___ RECORDED DATA

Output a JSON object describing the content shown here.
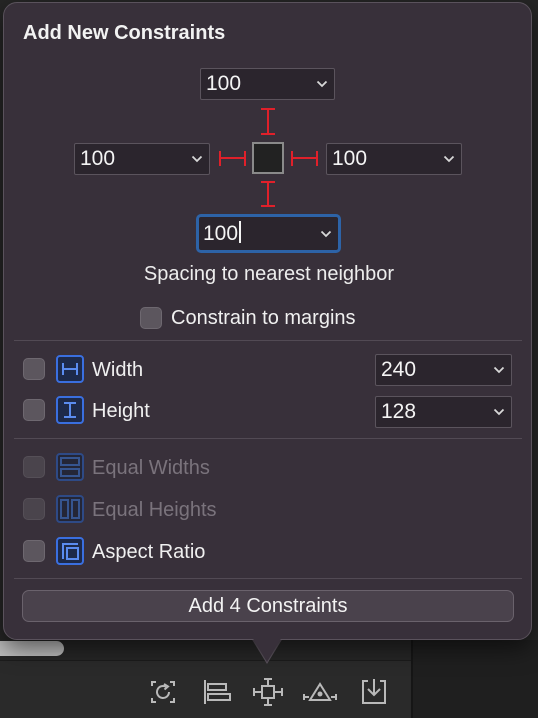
{
  "popover": {
    "title": "Add New Constraints",
    "spacing": {
      "top": "100",
      "left": "100",
      "right": "100",
      "bottom": "100"
    },
    "spacing_caption": "Spacing to nearest neighbor",
    "constrain_margins_label": "Constrain to margins",
    "constraints": [
      {
        "label": "Width",
        "value": "240",
        "checked": false,
        "enabled": true,
        "icon": "width-icon"
      },
      {
        "label": "Height",
        "value": "128",
        "checked": false,
        "enabled": true,
        "icon": "height-icon"
      },
      {
        "label": "Equal Widths",
        "checked": false,
        "enabled": false,
        "icon": "equal-widths-icon"
      },
      {
        "label": "Equal Heights",
        "checked": false,
        "enabled": false,
        "icon": "equal-heights-icon"
      },
      {
        "label": "Aspect Ratio",
        "checked": false,
        "enabled": true,
        "icon": "aspect-ratio-icon"
      }
    ],
    "add_button_label": "Add 4 Constraints"
  },
  "toolbar": {
    "icons": [
      "update-frames-icon",
      "align-icon",
      "add-constraints-icon",
      "resolve-issues-icon",
      "embed-in-icon"
    ]
  },
  "colors": {
    "popover_bg": "#38303a",
    "constraint_red": "#e0202a",
    "accent_blue": "#2d63a7",
    "icon_blue": "#3a6fe0"
  }
}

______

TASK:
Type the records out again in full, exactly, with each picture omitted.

RESPONSE BOX:
Output a JSON object describing the content shown here.
{
  "popover": {
    "title": "Add New Constraints",
    "spacing": {
      "top": "100",
      "left": "100",
      "right": "100",
      "bottom": "100"
    },
    "spacing_caption": "Spacing to nearest neighbor",
    "constrain_margins_label": "Constrain to margins",
    "constraints": [
      {
        "label": "Width",
        "value": "240",
        "checked": false,
        "enabled": true,
        "icon": "width-icon"
      },
      {
        "label": "Height",
        "value": "128",
        "checked": false,
        "enabled": true,
        "icon": "height-icon"
      },
      {
        "label": "Equal Widths",
        "checked": false,
        "enabled": false,
        "icon": "equal-widths-icon"
      },
      {
        "label": "Equal Heights",
        "checked": false,
        "enabled": false,
        "icon": "equal-heights-icon"
      },
      {
        "label": "Aspect Ratio",
        "checked": false,
        "enabled": true,
        "icon": "aspect-ratio-icon"
      }
    ],
    "add_button_label": "Add 4 Constraints"
  },
  "toolbar": {
    "icons": [
      "update-frames-icon",
      "align-icon",
      "add-constraints-icon",
      "resolve-issues-icon",
      "embed-in-icon"
    ]
  },
  "colors": {
    "popover_bg": "#38303a",
    "constraint_red": "#e0202a",
    "accent_blue": "#2d63a7",
    "icon_blue": "#3a6fe0"
  }
}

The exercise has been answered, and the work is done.